"Q. Was the Defendant at the hospital at the time?

"A. No, sir, she was not.

"Q. Did you interview Mrs. Gantt at that time?

"A. I interviewed her when she was brought in by the ambulance.

"Q. Was she talking at the time she came in?

"A. Yes, sir.

"Q. Who was she talking to?

"A. She was talking to the doctor that brought her in and I went back and she talked to me.

"Q. All right, sir. What was she saying?

"Mr. Moffat: Your Honor, I object to that.

"The Court: I will overrule that objection.

"A. At the time she told me that she had been picked up off of U.S. No. 1 by a colored subject she did not know at gunpoint. He had taken her by an apartment and raped her. They were coming out from behind there and a police car came in behind them and he started running from the police *97 and at this time they went out the Charleston Highway and the police wrecked him."

We see no error in the ruling of the Trial Judge. This Court held in Marshall v. Thomason, 241 S.C. 84, 127 S.E. (2d) 177, that to qualify under the res gestae exception to the rule excluding hearsay testimony, a statement "must be substantially contemporaneous with the litigated transaction, and be the instinctive, spontaneous utterances of the mind while under the active, immediate influences of the transaction; the circumstances precluding the idea that the utterances are the result of reflection or designed to make false or self-serving declarations." State v. Long, 186 S.C. 439, 195 S.E. 624.

The fifth exception asserts error on the part of the Trial Judge in denying Appellant's motion for a new trial.
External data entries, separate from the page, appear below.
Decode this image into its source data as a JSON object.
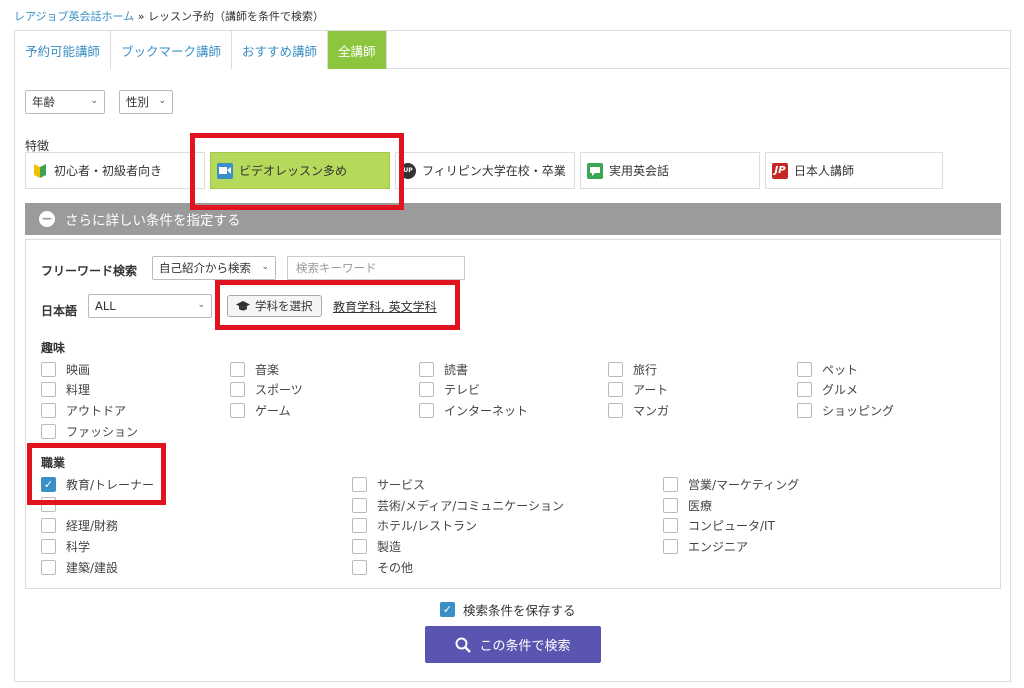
{
  "breadcrumb": {
    "home": "レアジョブ英会話ホーム",
    "separator": " » ",
    "current": "レッスン予約（講師を条件で検索）"
  },
  "tabs": [
    {
      "label": "予約可能講師",
      "active": false
    },
    {
      "label": "ブックマーク講師",
      "active": false
    },
    {
      "label": "おすすめ講師",
      "active": false
    },
    {
      "label": "全講師",
      "active": true
    }
  ],
  "filters": {
    "age": "年齢",
    "gender": "性別"
  },
  "features": {
    "label": "特徴",
    "items": [
      {
        "label": "初心者・初級者向き",
        "icon": "beginner-mark-icon",
        "active": false
      },
      {
        "label": "ビデオレッスン多め",
        "icon": "video-camera-icon",
        "active": true
      },
      {
        "label": "フィリピン大学在校・卒業",
        "icon": "university-badge-icon",
        "active": false
      },
      {
        "label": "実用英会話",
        "icon": "conversation-icon",
        "active": false
      },
      {
        "label": "日本人講師",
        "icon": "jp-flag-icon",
        "icon_text": "JP",
        "active": false
      }
    ]
  },
  "conditions_toggle": {
    "label": "さらに詳しい条件を指定する",
    "icon": "minus-circle-icon"
  },
  "freeword": {
    "label": "フリーワード検索",
    "scope": "自己紹介から検索",
    "placeholder": "検索キーワード"
  },
  "japanese": {
    "label": "日本語",
    "value": "ALL",
    "gakka_button": "学科を選択",
    "gakka_selected": "教育学科, 英文学科"
  },
  "hobbies": {
    "title": "趣味",
    "items": [
      "映画",
      "料理",
      "アウトドア",
      "ファッション",
      "音楽",
      "スポーツ",
      "ゲーム",
      "読書",
      "テレビ",
      "インターネット",
      "旅行",
      "アート",
      "マンガ",
      "ペット",
      "グルメ",
      "ショッピング"
    ]
  },
  "jobs": {
    "title": "職業",
    "items": [
      {
        "label": "教育/トレーナー",
        "checked": true
      },
      {
        "label": "経理/財務",
        "checked": false
      },
      {
        "label": "科学",
        "checked": false
      },
      {
        "label": "建築/建設",
        "checked": false
      },
      {
        "label": "サービス",
        "checked": false
      },
      {
        "label": "芸術/メディア/コミュニケーション",
        "checked": false
      },
      {
        "label": "ホテル/レストラン",
        "checked": false
      },
      {
        "label": "製造",
        "checked": false
      },
      {
        "label": "その他",
        "checked": false
      },
      {
        "label": "営業/マーケティング",
        "checked": false
      },
      {
        "label": "医療",
        "checked": false
      },
      {
        "label": "コンピュータ/IT",
        "checked": false
      },
      {
        "label": "エンジニア",
        "checked": false
      }
    ]
  },
  "save": {
    "label": "検索条件を保存する",
    "checked": true
  },
  "search_button": {
    "label": "この条件で検索",
    "icon": "search-icon"
  },
  "colors": {
    "accent_green": "#8cc63f",
    "link_blue": "#3a8fc6",
    "highlight_red": "#e0141e",
    "search_purple": "#5a55b0",
    "bar_gray": "#9b9b9b"
  }
}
During the trial, Appellant's attorney advised the Court and the Solicitor that certain of his witnesses had been threatened. No motion was made, hence the Trial Judge did not rule thereon. He now complains that no steps were taken to correct the situation. Since the objection now urged under Appellant's fifth exception was not asserted during the trial, it is not properly before this Court. State v. Jordan, 258 S.C. 340, 188 S.E. (2d) 780.

It is well established that the granting or refusal of a motion for a new trial is within the discretion of the Trial Judge. Unless he abuses that discretion his decision will not be interfered with on appeal. State v. Jamison, 221 S.C. 312, 70 S.E. (2d) 342; State v. Johnson, 213 S.C. 241, 49 S.E. (2d) 6.
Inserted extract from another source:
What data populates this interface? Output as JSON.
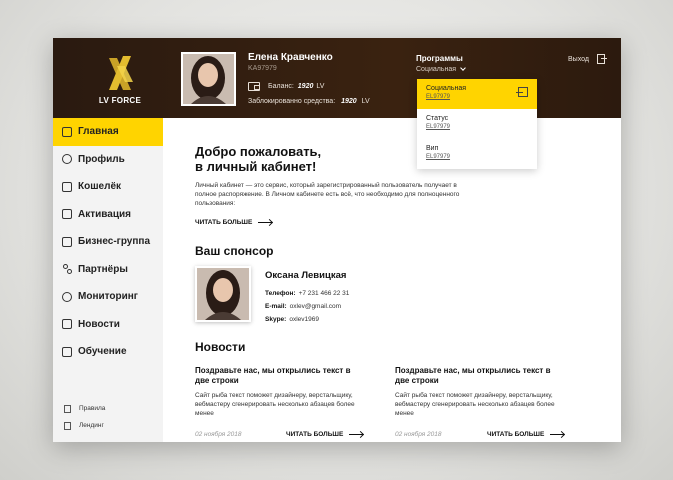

We see no error in the ruling of the Trial Judge. Even if there were error, it was clearly invited by counsel for Appellant, leaving Appellant in no position to complain. A case in point is State v. Robinson, 149 S.C. 439, 147 S.E. 441, wherein this Court said: "Defendant's counsel is therefore in no position to complain as to matters brought out in *98 response to his questions and not only without objection on his part, but when solicited by him."

We conclude that all of the Appellant's exceptions are without merit and the judgment below is accordingly, affirmed.

MOSS, C.J., and LEWIS, BUSSEY and LITTLEJOHN, JJ., concur.